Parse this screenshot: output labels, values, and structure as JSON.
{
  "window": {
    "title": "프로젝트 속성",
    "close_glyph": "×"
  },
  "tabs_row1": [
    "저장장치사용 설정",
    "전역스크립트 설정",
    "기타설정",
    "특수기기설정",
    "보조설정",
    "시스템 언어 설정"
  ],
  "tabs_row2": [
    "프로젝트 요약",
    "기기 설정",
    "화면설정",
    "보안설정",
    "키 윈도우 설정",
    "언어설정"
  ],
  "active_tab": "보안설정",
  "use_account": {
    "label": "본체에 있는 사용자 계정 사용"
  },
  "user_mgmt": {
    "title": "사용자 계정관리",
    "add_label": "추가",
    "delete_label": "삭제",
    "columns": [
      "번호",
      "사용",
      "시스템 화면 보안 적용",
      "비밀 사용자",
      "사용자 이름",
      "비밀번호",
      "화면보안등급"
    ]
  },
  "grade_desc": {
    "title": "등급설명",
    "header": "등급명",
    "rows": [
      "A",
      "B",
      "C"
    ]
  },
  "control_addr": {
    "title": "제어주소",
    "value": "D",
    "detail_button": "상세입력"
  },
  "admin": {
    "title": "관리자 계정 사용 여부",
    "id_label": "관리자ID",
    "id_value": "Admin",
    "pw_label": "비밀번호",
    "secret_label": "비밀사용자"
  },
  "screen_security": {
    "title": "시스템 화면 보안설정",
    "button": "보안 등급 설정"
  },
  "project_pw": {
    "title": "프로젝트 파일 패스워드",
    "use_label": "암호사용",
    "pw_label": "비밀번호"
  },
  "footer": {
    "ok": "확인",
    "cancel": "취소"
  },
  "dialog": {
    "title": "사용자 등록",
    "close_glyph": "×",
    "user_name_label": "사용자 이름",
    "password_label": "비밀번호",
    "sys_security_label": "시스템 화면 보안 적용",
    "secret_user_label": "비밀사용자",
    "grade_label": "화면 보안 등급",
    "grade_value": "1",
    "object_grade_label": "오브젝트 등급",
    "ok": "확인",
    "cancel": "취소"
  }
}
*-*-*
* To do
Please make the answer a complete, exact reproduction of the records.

* Output for this task
Parse this screenshot: output labels, values, and structure as JSON.
{
  "window": {
    "title": "프로젝트 속성",
    "close_glyph": "×"
  },
  "tabs_row1": [
    "저장장치사용 설정",
    "전역스크립트 설정",
    "기타설정",
    "특수기기설정",
    "보조설정",
    "시스템 언어 설정"
  ],
  "tabs_row2": [
    "프로젝트 요약",
    "기기 설정",
    "화면설정",
    "보안설정",
    "키 윈도우 설정",
    "언어설정"
  ],
  "active_tab": "보안설정",
  "use_account": {
    "label": "본체에 있는 사용자 계정 사용"
  },
  "user_mgmt": {
    "title": "사용자 계정관리",
    "add_label": "추가",
    "delete_label": "삭제",
    "columns": [
      "번호",
      "사용",
      "시스템 화면 보안 적용",
      "비밀 사용자",
      "사용자 이름",
      "비밀번호",
      "화면보안등급"
    ]
  },
  "grade_desc": {
    "title": "등급설명",
    "header": "등급명",
    "rows": [
      "A",
      "B",
      "C"
    ]
  },
  "control_addr": {
    "title": "제어주소",
    "value": "D",
    "detail_button": "상세입력"
  },
  "admin": {
    "title": "관리자 계정 사용 여부",
    "id_label": "관리자ID",
    "id_value": "Admin",
    "pw_label": "비밀번호",
    "secret_label": "비밀사용자"
  },
  "screen_security": {
    "title": "시스템 화면 보안설정",
    "button": "보안 등급 설정"
  },
  "project_pw": {
    "title": "프로젝트 파일 패스워드",
    "use_label": "암호사용",
    "pw_label": "비밀번호"
  },
  "footer": {
    "ok": "확인",
    "cancel": "취소"
  },
  "dialog": {
    "title": "사용자 등록",
    "close_glyph": "×",
    "user_name_label": "사용자 이름",
    "password_label": "비밀번호",
    "sys_security_label": "시스템 화면 보안 적용",
    "secret_user_label": "비밀사용자",
    "grade_label": "화면 보안 등급",
    "grade_value": "1",
    "object_grade_label": "오브젝트 등급",
    "ok": "확인",
    "cancel": "취소"
  }
}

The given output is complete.